Restaurateur and musician, Bob Hallett, of Tavola shows up determined to demonstrate an easy dessert, as he puts it, “that’s gonna say to your guests, I tried.” It’s a French style pear tart made with puff pastry, pears, butter, sugar and marmalade. Hallett reveals himself to be a very good cook, as well as entertainer.
Kevin Chitray, chef at YellowBelly Restaurant, is from Mauritius, an island in the Indian Ocean. He makes eggplant and potato fritters, explaining, “this fritter is very common in my country and we serve it with coriander, onion, tomato and chili chutney.”

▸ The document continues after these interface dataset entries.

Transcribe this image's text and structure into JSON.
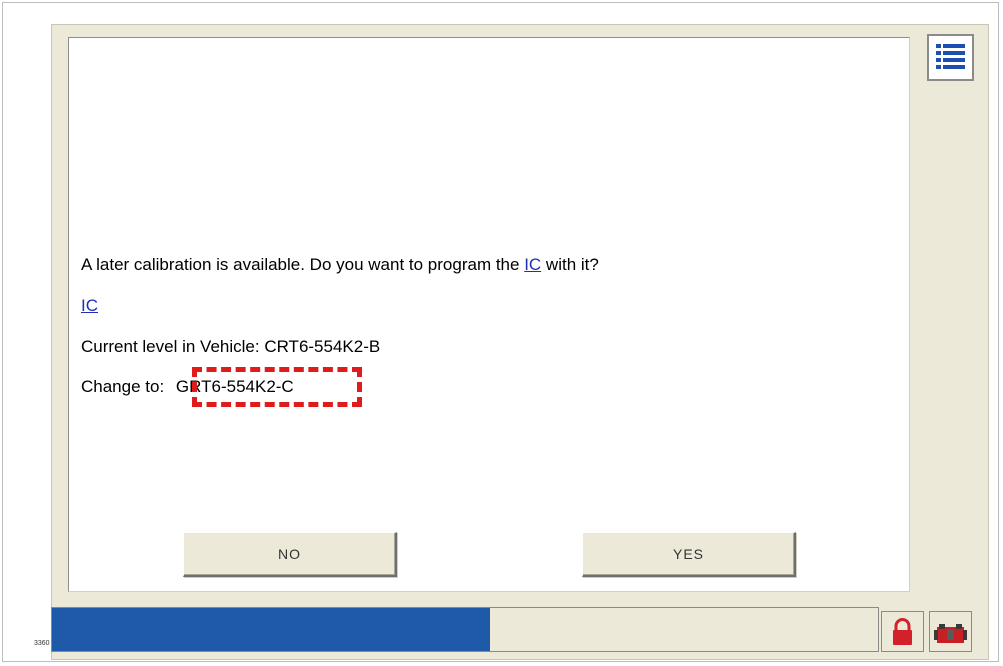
{
  "message": {
    "prompt_before": "A later calibration is available.  Do you want to program the ",
    "prompt_link": "IC",
    "prompt_after": " with it?",
    "module_link": "IC",
    "current_level": "Current level in Vehicle:  CRT6-554K2-B",
    "change_to_label": "Change to:",
    "change_to_value": "GRT6-554K2-C"
  },
  "buttons": {
    "no": "NO",
    "yes": "YES"
  },
  "progress": {
    "fraction": 0.53,
    "color": "#1f5aa8"
  },
  "icons": [
    "menu-list-icon",
    "lock-icon",
    "vehicle-connector-icon"
  ],
  "colors": {
    "highlight": "#e01b1b",
    "link": "#1f2fb5",
    "window_bg": "#ece9d8"
  },
  "figure_id": "3360"
}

Tak Ishiwata, owner and chef of Basho makes one of his favourite home comfort dishes, a Chinese noodle soup called, Tong Mein. It includes noodles, chicken stock, a variety of vegetables and a key ingredient, bacon. He confirms, “it’s easy to prepare at home and all of the ingredients are locally available at any grocery store.”
Mark McCrowe, who plans to open a southern style BBQ restaurant, slow cooks a full pork shoulder known as, Cochinita Pibil. It’s made with a marinade featuring achiote paste – a mixture of annatto seeds and a variety of herbs and spices. The result is a spicy, succulent hunk of the most delicious meat you’ll ever taste.
Mixologist, Sheldon O’Neill, returns to make another of his original cocktails. This time it’s a drink he developed for Basho called, Cloud 9. O’Neill tells us, “it’s basically a vodka based drink using fresh muddled black peppercorns, star anise and some fresh strawberries. It’s given some fresh lemon juice and a turbinado simple syrup and then finished off with a Calpico float.” (Calpico is a Japanese soft drink. In this case it’s the milk flavoured, non-carbonated variety.)
Making a tenth season of “One Chef One Critic” wasn’t something we could have imagined back in 2007 when the seed of an idea for a series evolved, yet here we are, with 14 brand new episodes ready to go. Special thanks to all of you who’ve watched the show these past 10 years and to all the companies and organizations who’ve supported us. We hope you enjoy what comes Sunday night and following Sunday nights this fall and winter.